The use of exhaled breath tests may qualify as a noninvasive biomarker for the diagnosis of an acute exacerbation of chronic obstructive pulmonary disease (COPD). A prospective observational follow-up study on the subject was conducted at 2 teaching hospitals in Amsterdam, The Netherlands, and the results were published in the Journal of Chronic Obstructive Pulmonary Disease.1

Recognizing that the diagnosis of a COPD exacerbation is based solely on symptoms, the investigators hypothesized that exhaled breath profiles as measured by gas chromatography-mass spectrometry (GC-MS) or electronic nose (eNose) differ between patients with stable disease vs patients with disease exacerbations and thus may be potential biomarkers for COPD exacerbations. In the study, researchers obtained breath samples during stable COPD, during a subsequent disease exacerbation, and after recovery. They analyzed the samples using GC-MS and eNose.

The investigators measured clinical control with the use of the Clinical COPD Questionnaire (CCQ) symptom scores,2 which were linked to univariate outcomes of GC-MS and eNose via the use of analysis of covariance. The CCQ is a self-administered questionnaire that includes 10 questions in 3 domains (ie, symptoms, functional state, and mental state). After multivariate analysis modeling by Principal Component Analysis, the investigators conducted paired student t-tests.

The researchers told all patients to refrain from eating, drinking, and smoking for ≥2 hours before the collection of breath samples to minimize the influence of exogenous compounds. They included a total of 68 patients in the study; 31 experienced an exacerbation and 18 of these fulfilled the predefined criteria. Researchers successfully obtained breath samples from 18 patients during an exacerbation and from 16 patients after recovery. Overall, 14 patients had complete data available for GC-MS analysis and 14 had complete data for eNose analysis; 12 of these patients had complete data for both analyses.
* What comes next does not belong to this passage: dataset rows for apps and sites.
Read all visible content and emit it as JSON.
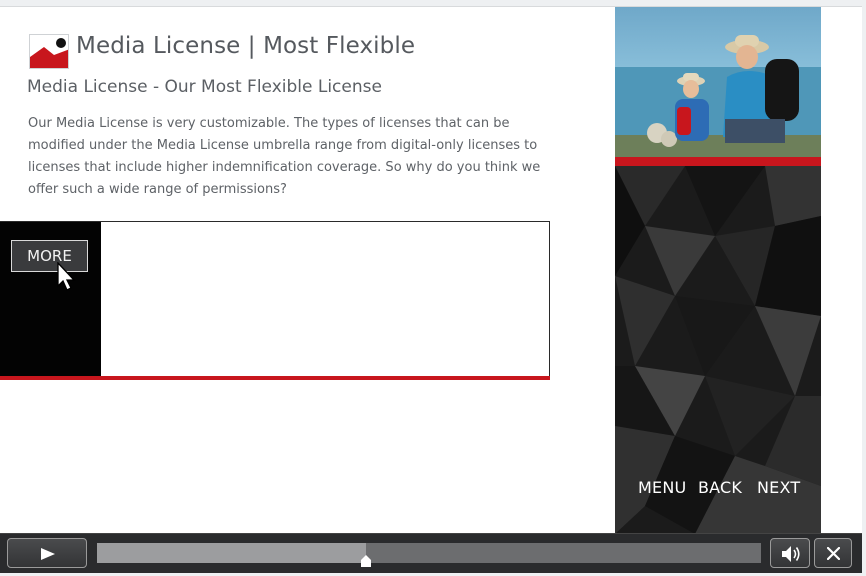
{
  "header": {
    "title": "Media License | Most Flexible",
    "logo_icon": "mountain-sun-logo-icon"
  },
  "content": {
    "subtitle": "Media License - Our Most Flexible License",
    "body": "Our Media License is very customizable.  The types of licenses that can be modified under the Media License umbrella range from digital-only licenses  to licenses that include higher indemnification coverage.  So why do you think we offer such a wide range of permissions?"
  },
  "panel": {
    "more_label": "MORE"
  },
  "navigation": {
    "menu_label": "MENU",
    "back_label": "BACK",
    "next_label": "NEXT"
  },
  "player": {
    "play_icon": "play-icon",
    "volume_icon": "volume-icon",
    "close_icon": "close-icon",
    "progress": 0.405
  },
  "colors": {
    "accent_red": "#c8161d",
    "text_gray": "#5b5f64",
    "panel_black": "#030303",
    "playbar": "#2a2b2d"
  }
}
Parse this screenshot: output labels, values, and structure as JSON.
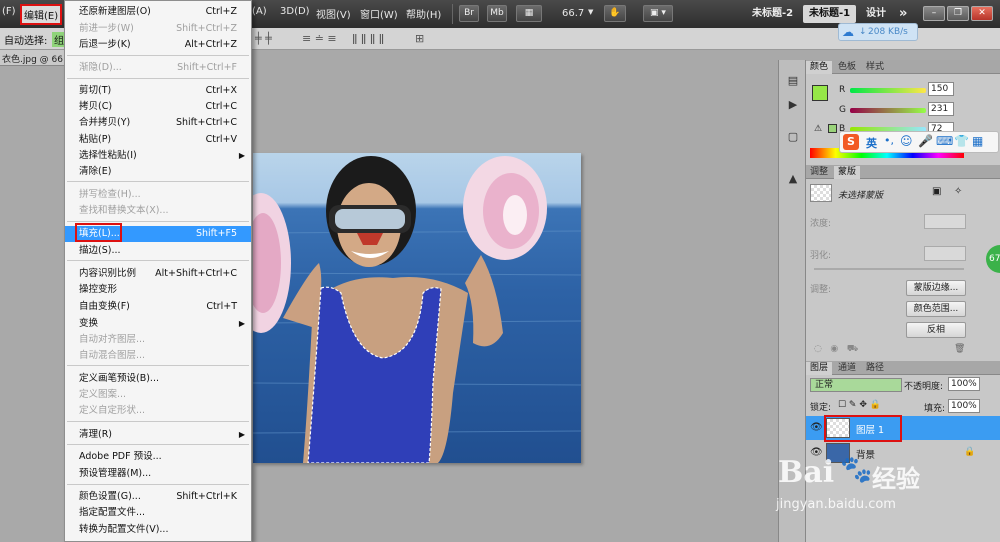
{
  "menubar": {
    "file_fragment": "(F)",
    "edit_menu": "编辑(E)",
    "three_d": "3D(D)",
    "view": "视图(V)",
    "window": "窗口(W)",
    "help": "帮助(H)",
    "bridge_btn": "Br",
    "minibridge_btn": "Mb",
    "zoom_value": "66.7",
    "tab_untitled2": "未标题-2",
    "tab_untitled1": "未标题-1",
    "workspace": "设计",
    "more": "»",
    "image_partial_menu": "(A)"
  },
  "options_bar": {
    "auto_select_label": "自动选择:",
    "auto_select_value": "组"
  },
  "doc_tab": "衣色.jpg @ 66",
  "network": {
    "speed": "208 KB/s"
  },
  "edit_menu": {
    "items": [
      {
        "label": "还原新建图层(O)",
        "shortcut": "Ctrl+Z",
        "disabled": false
      },
      {
        "label": "前进一步(W)",
        "shortcut": "Shift+Ctrl+Z",
        "disabled": true
      },
      {
        "label": "后退一步(K)",
        "shortcut": "Alt+Ctrl+Z",
        "disabled": false
      },
      {
        "label": "渐隐(D)...",
        "shortcut": "Shift+Ctrl+F",
        "disabled": true
      },
      {
        "label": "剪切(T)",
        "shortcut": "Ctrl+X",
        "disabled": false
      },
      {
        "label": "拷贝(C)",
        "shortcut": "Ctrl+C",
        "disabled": false
      },
      {
        "label": "合并拷贝(Y)",
        "shortcut": "Shift+Ctrl+C",
        "disabled": false
      },
      {
        "label": "粘贴(P)",
        "shortcut": "Ctrl+V",
        "disabled": false
      },
      {
        "label": "选择性粘贴(I)",
        "shortcut": "",
        "disabled": false,
        "submenu": true
      },
      {
        "label": "清除(E)",
        "shortcut": "",
        "disabled": false
      },
      {
        "label": "拼写检查(H)...",
        "shortcut": "",
        "disabled": true
      },
      {
        "label": "查找和替换文本(X)...",
        "shortcut": "",
        "disabled": true
      },
      {
        "label": "填充(L)...",
        "shortcut": "Shift+F5",
        "disabled": false,
        "highlighted": true
      },
      {
        "label": "描边(S)...",
        "shortcut": "",
        "disabled": false
      },
      {
        "label": "内容识别比例",
        "shortcut": "Alt+Shift+Ctrl+C",
        "disabled": false
      },
      {
        "label": "操控变形",
        "shortcut": "",
        "disabled": false
      },
      {
        "label": "自由变换(F)",
        "shortcut": "Ctrl+T",
        "disabled": false
      },
      {
        "label": "变换",
        "shortcut": "",
        "disabled": false,
        "submenu": true
      },
      {
        "label": "自动对齐图层...",
        "shortcut": "",
        "disabled": true
      },
      {
        "label": "自动混合图层...",
        "shortcut": "",
        "disabled": true
      },
      {
        "label": "定义画笔预设(B)...",
        "shortcut": "",
        "disabled": false
      },
      {
        "label": "定义图案...",
        "shortcut": "",
        "disabled": true
      },
      {
        "label": "定义自定形状...",
        "shortcut": "",
        "disabled": true
      },
      {
        "label": "清理(R)",
        "shortcut": "",
        "disabled": false,
        "submenu": true
      },
      {
        "label": "Adobe PDF 预设...",
        "shortcut": "",
        "disabled": false
      },
      {
        "label": "预设管理器(M)...",
        "shortcut": "",
        "disabled": false
      },
      {
        "label": "颜色设置(G)...",
        "shortcut": "Shift+Ctrl+K",
        "disabled": false
      },
      {
        "label": "指定配置文件...",
        "shortcut": "",
        "disabled": false
      },
      {
        "label": "转换为配置文件(V)...",
        "shortcut": "",
        "disabled": false
      }
    ]
  },
  "color_panel": {
    "tabs": [
      "颜色",
      "色板",
      "样式"
    ],
    "r_label": "R",
    "g_label": "G",
    "b_label": "B",
    "r": "150",
    "g": "231",
    "b": "72",
    "foreground_color": "#96e748"
  },
  "sogou": {
    "lang": "英"
  },
  "masks_panel": {
    "tabs": [
      "调整",
      "蒙版"
    ],
    "no_mask": "未选择蒙版",
    "density": "浓度:",
    "feather": "羽化:",
    "refine": "调整:",
    "mask_edge_btn": "蒙版边缘...",
    "color_range_btn": "颜色范围...",
    "invert_btn": "反相"
  },
  "layers_panel": {
    "tabs": [
      "图层",
      "通道",
      "路径"
    ],
    "blend_mode": "正常",
    "opacity_label": "不透明度:",
    "opacity_value": "100%",
    "lock_label": "锁定:",
    "fill_label": "填充:",
    "fill_value": "100%",
    "layers": [
      {
        "name": "图层 1",
        "selected": true
      },
      {
        "name": "背景",
        "selected": false
      }
    ]
  },
  "side_badge": "67",
  "watermark": {
    "brand": "Bai",
    "brand2": "经验",
    "url": "jingyan.baidu.com"
  }
}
Related Articles

Results of the study demonstrated significant differences in breathprints obtained during exacerbations compared with baseline and recovery for both GC-MS and eNose. Breath profiles obtained by GC-MS and eNose demonstrated correct classification of 71% of patients (10/14) at baseline vs exacerbation and of 78% of patients (11/14) for exacerbation vs recovery.

The investigators concluded that these findings offer proof of principle that exhaled breath can serve as a noninvasive biomarker for diagnosing COPD exacerbations. Of particular note is the fact that as breathprints at baseline and after clinical recovery did not differ, this suggests the existence of complete recovery of metabolic activity as captured in exhaled air. Replication of the current data in a large COPD cohort is warranted to render the analysis of volatile organic compounds applicable to the monitoring of patients with COPD.

References

1. van Velzen P, Brinkman P, Knobel HH, et al. Exhaled breath profiles before, during and after exacerbation of COPD: a prospective follow-up study [published online October 7, 2019]. COPD.  doi:10.1080/15412555.2019.1669550

2. van der Molen T, Willemse BW, Schokker S, ten Hacken NH, Postma DS, Juniper EF. Development, validity and responsiveness of the Clinical COPD Questionnaire.Health Qual Life Outcomes. 2003;1:13.